Are you being investigated for criminal charges? If so, you're likely facing significant questioning from investigators, even if you haven't yet been arrested or named as a suspect. For many individuals who are potentially facing charges, this investigatory period can be confusing.
On one hand, the police may be asking you a lot of questions and you may feel pressure to answer them. On the other hand, you also may not want to incriminate yourself or you may feel that your stress and nerves could cause you to give inaccurate answers. In Canada, you have the right to refuse to answer questions. Here's what you need to know about invoking that right:
You only have the right to silence when you are knowingly speaking with an authority. This is an important distinction. You must know you are speaking with a legal authority to invoke your right to silence. In many cases, it's fairly obvious that you are speaking with an officer or investigator. However, if you were the target of an undercover operation, you may not have realized you were speaking with an authority. In those instances, your words can be held against you. So, if you admitted a crime to an undercover officer, you can't use your right to silence to take that admission back.
The police must notify you of your right to counsel. In order to gain useful information from you, authorities must tell you that you have a right to have counsel present. If an officer says this to you, this is a sign that you are officially a suspect or person of interest in a case. It's also a sign that anything you say after that point can be used against you in court. If you're not advised of your right to counsel, your words can't be admitted as evidence at trial. If you wish to stay silent, tell the officers that you are invoking your right to silence right after they advise you of your right to counsel.
You lose the right to silence when you take the stand. If you go to trial, you can maintain your right to silence by refusing to take the witness stand. However, once you do take the stand, you waive the right to silence. As soon as you are on the stand, counselors from both sides may ask you about anything and your are compelled to answer honestly. You can't change your mind and reclaim your right to silence once you're up there.
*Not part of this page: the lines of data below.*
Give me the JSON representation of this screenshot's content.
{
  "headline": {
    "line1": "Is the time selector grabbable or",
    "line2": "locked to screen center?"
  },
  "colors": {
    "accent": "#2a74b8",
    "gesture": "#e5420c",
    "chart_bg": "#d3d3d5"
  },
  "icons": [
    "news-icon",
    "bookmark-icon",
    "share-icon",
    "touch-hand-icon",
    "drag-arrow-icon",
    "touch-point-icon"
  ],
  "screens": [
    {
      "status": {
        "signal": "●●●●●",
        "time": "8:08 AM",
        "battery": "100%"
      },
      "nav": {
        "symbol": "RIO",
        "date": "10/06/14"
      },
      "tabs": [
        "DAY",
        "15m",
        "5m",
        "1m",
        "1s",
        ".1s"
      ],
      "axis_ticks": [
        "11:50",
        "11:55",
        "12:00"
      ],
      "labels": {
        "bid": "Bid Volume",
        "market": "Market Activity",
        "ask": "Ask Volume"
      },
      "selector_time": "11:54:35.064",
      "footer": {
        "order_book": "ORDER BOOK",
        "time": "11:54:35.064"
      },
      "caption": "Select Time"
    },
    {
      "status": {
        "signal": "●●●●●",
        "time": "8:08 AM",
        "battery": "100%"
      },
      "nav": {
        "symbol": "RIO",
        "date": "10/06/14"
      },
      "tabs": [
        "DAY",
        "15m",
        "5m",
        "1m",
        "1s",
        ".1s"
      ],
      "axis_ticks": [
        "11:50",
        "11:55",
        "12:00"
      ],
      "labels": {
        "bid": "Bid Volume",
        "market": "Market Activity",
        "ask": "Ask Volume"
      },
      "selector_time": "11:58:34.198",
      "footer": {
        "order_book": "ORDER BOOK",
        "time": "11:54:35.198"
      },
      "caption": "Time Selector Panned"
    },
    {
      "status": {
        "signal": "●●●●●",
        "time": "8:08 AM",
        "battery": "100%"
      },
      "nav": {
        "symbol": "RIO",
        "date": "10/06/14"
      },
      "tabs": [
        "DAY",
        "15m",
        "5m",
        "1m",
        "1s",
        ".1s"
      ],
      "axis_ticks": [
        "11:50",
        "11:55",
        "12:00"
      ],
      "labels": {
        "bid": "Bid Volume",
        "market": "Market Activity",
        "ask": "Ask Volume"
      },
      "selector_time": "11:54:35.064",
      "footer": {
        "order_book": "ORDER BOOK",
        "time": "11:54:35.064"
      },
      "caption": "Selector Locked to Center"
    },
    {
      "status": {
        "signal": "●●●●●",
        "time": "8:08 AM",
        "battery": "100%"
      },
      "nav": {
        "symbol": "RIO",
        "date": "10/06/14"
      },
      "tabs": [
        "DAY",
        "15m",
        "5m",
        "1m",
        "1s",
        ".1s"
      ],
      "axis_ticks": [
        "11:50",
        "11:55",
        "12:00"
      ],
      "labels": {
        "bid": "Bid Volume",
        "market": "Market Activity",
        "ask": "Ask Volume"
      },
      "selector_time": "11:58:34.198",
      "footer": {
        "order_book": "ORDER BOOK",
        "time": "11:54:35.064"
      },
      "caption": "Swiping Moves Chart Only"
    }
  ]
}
That's why it's often a tough decision as to whether a defendant should or should not testify on their own behalf.
If you have any questions or concerns about police questioning, you may want to contact a lawyer (such as George Murray Shipley Bell or another practice). The lawyer can sit with you during questioning and help you decide whether or not you should answer questions.